Segment Start: Data records

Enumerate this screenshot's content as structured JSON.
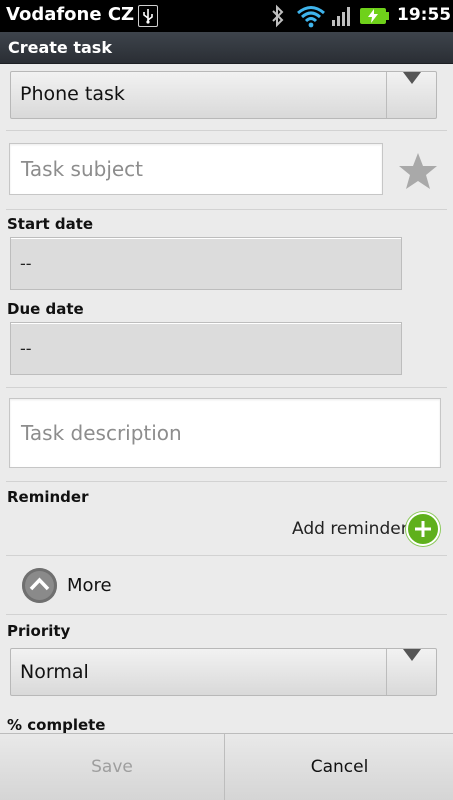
{
  "status_bar": {
    "carrier": "Vodafone CZ",
    "time": "19:55",
    "icons": [
      "usb-icon",
      "bluetooth-icon",
      "wifi-icon",
      "signal-icon",
      "battery-charging-icon"
    ],
    "battery_color": "#6fd11a",
    "wifi_color": "#3fb4ec"
  },
  "title_bar": {
    "title": "Create task"
  },
  "task_type": {
    "selected": "Phone task"
  },
  "subject": {
    "placeholder": "Task subject",
    "star_icon": "star-icon"
  },
  "start_date": {
    "label": "Start date",
    "value": "--"
  },
  "due_date": {
    "label": "Due date",
    "value": "--"
  },
  "description": {
    "placeholder": "Task description"
  },
  "reminder": {
    "label": "Reminder",
    "add_label": "Add reminder",
    "add_icon": "plus-circle-icon",
    "accent": "#5fb01c"
  },
  "more": {
    "label": "More",
    "icon": "chevron-up-icon"
  },
  "priority": {
    "label": "Priority",
    "selected": "Normal"
  },
  "percent_complete": {
    "label": "% complete"
  },
  "buttons": {
    "save": "Save",
    "cancel": "Cancel"
  }
}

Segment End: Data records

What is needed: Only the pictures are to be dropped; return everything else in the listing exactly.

Task solution:
Enumerate this screenshot's content as structured JSON.
{
  "status_bar": {
    "carrier": "Vodafone CZ",
    "time": "19:55",
    "icons": [
      "usb-icon",
      "bluetooth-icon",
      "wifi-icon",
      "signal-icon",
      "battery-charging-icon"
    ],
    "battery_color": "#6fd11a",
    "wifi_color": "#3fb4ec"
  },
  "title_bar": {
    "title": "Create task"
  },
  "task_type": {
    "selected": "Phone task"
  },
  "subject": {
    "placeholder": "Task subject",
    "star_icon": "star-icon"
  },
  "start_date": {
    "label": "Start date",
    "value": "--"
  },
  "due_date": {
    "label": "Due date",
    "value": "--"
  },
  "description": {
    "placeholder": "Task description"
  },
  "reminder": {
    "label": "Reminder",
    "add_label": "Add reminder",
    "add_icon": "plus-circle-icon",
    "accent": "#5fb01c"
  },
  "more": {
    "label": "More",
    "icon": "chevron-up-icon"
  },
  "priority": {
    "label": "Priority",
    "selected": "Normal"
  },
  "percent_complete": {
    "label": "% complete"
  },
  "buttons": {
    "save": "Save",
    "cancel": "Cancel"
  }
}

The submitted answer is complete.